  • Now open a command line
  • For each of the ProductCodes that you found for the Inactive SQL Instances, type the following:
    • msiexec /x {9FFAE13C-6160-4DD0-A67A-DAC5994F81BD}
  • Do this for each Product Code that relates to an Inactive Instance
  • Once complete, go back to your SQL installation media and run Setup
  • Once the main splash screen launches, click on Tools, then Installed SQL Server features discovery report
  • This will launch a web page listing the SQL Instances and all features per instance
  • If you still see any MSSQLSERVER.INACTIVE there, you missed one of the ProductCodes and you need to double check. Otherwise, all of the orphaned SQL Instances should now be gone, and you can either Add Features or do a clean Default Instance reinstall

Note: to make sure the reinstall/install works smoothly, make sure you do the following:

  • Go into Add/Remove Programs, click on the SQL entry that shows (Setup) next to it…forget the underlying pieces of SQL…just the “main SQL program” and Uninstall
  • When that finishes, open a command prompt and do the following:
    • Navigate to c:\windows\system32
    • Do a directory listing of files using the command dir *perf-*.dll and you should get a list back…look for the SQL ones (mine included perf-MSSQLSERVER-sqlctr11.0.2100.60.dll, perf-MSSQL11.MSSQLSERVER-sqlagtctr.dll, perf-ReportServer-rsctr11.0.2100.60.dll etc.)
    • You now need to move just the ones specific to the SQL instances that relate to your SQL that won’t install (if you want a clean wipe of all SQL, remove all that show SQL in the file names)…using the command move perf-MSSQLSERVER-sqlctr11.0.2100.60.dll c:\temp for example
    • Once you’ve removed them, you’re good to go on the SQL side to re-run your Setup
    • If SQL Setup says there’s a pending reboot, see the next note below…
  • Also, if you want to shortcut things and not bother with the Server Reboot that SQL is about to force you to do, you can do the following:
    • Start, Run, Regedit
    • Navigate down to HKEY_LOCAL_MACHINE\SYSTEM\CurrentControlSet\Control\Session Manager
    • Look for the “PendingFileRenameOperations” key and delete it…now when you run SQL Setup (or hit Re-Run on the one you have open)…it’ll proceed without a hitch

I hope this helps!

DB

Comments (13)

  1. Anonymous says:

    Wow. Finally a solution that work. Thousand thanx dude. Cheers…

  2. Anonymous says:

    Wow. Finally a solution that works. Thousand thanx dude. Cheers…

  3. Anonymous says:

    It did work for me! Thank you for the tips

  4. Anonymous says:

    This is awesome, this was exactly what I needed.

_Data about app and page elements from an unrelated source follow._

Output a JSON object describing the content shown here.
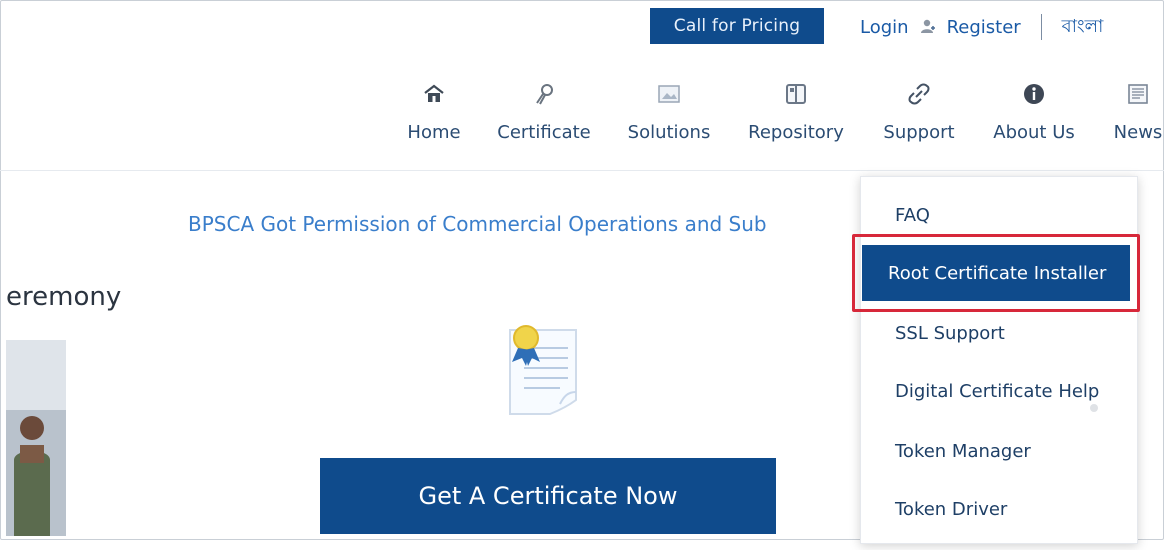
{
  "header": {
    "call_for_pricing": "Call for Pricing",
    "login": "Login",
    "register": "Register",
    "language": "বাংলা"
  },
  "nav": {
    "items": [
      {
        "label": "Home",
        "icon": "home-icon"
      },
      {
        "label": "Certificate",
        "icon": "ribbon-icon"
      },
      {
        "label": "Solutions",
        "icon": "image-icon"
      },
      {
        "label": "Repository",
        "icon": "book-icon"
      },
      {
        "label": "Support",
        "icon": "link-icon"
      },
      {
        "label": "About Us",
        "icon": "info-icon"
      },
      {
        "label": "News",
        "icon": "news-icon"
      }
    ]
  },
  "main": {
    "announcement": "BPSCA Got Permission of Commercial Operations and Sub",
    "ceremony_heading": "eremony",
    "cta_label": "Get A Certificate Now"
  },
  "support_menu": {
    "items": [
      "FAQ",
      "Root Certificate Installer",
      "SSL Support",
      "Digital Certificate Help",
      "Token Manager",
      "Token Driver"
    ],
    "selected_index": 1
  },
  "colors": {
    "primary": "#0f4b8c",
    "link": "#1a5aa6",
    "announcement": "#3a7ecb",
    "highlight_border": "#d7283a"
  }
}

  5. Anonymous says:

    Thank you very much. Your solution helps me on an incomplete upgrade from SQL 2008 to 2012.

  6. Anonymous says:

    Dude – awesome. Thanks for this walk-through – rooting out the inactive instances as you described worked and I was able to successfully upgrade from 2008 R2 to 2012 following a failed attempt. Great job!

  7. Anonymous says:

    This helped to fix a stubborn SQL uninstall/reinstall – thank you for sharing!

  8. Anonymous says:

    Thanks a bunch man! I had a failed install of a new SQL instance (it only successfully installed the reporting services and nothing else before it crashed,) and this worked perfectly to get it removed so I could start again.

  9. Anonymous says:

    Thank you soooooooo much, this worked for me.

  10. Anonymous says:

    Worked perfectly for me! Many thanks.

    Gildo

  11. paul storm says:

    Hi David,

    Our upgrade in place from 2008 to 2008 R2 on a Windows Server 2003 Failover Cluster was stuck and going nowhere until I found this.

    I had to do the msiexec uninstalls on each node, and every thing went smoothly from there.

    Thank you very much for taking the time to research, test and post this.

    Regards,

    Paul

  12. Anonymous says:

    Thank you! I've been here for hours and this worked perfectly.

  13. Anonymous says:

    Thnx man it works great!! 🙂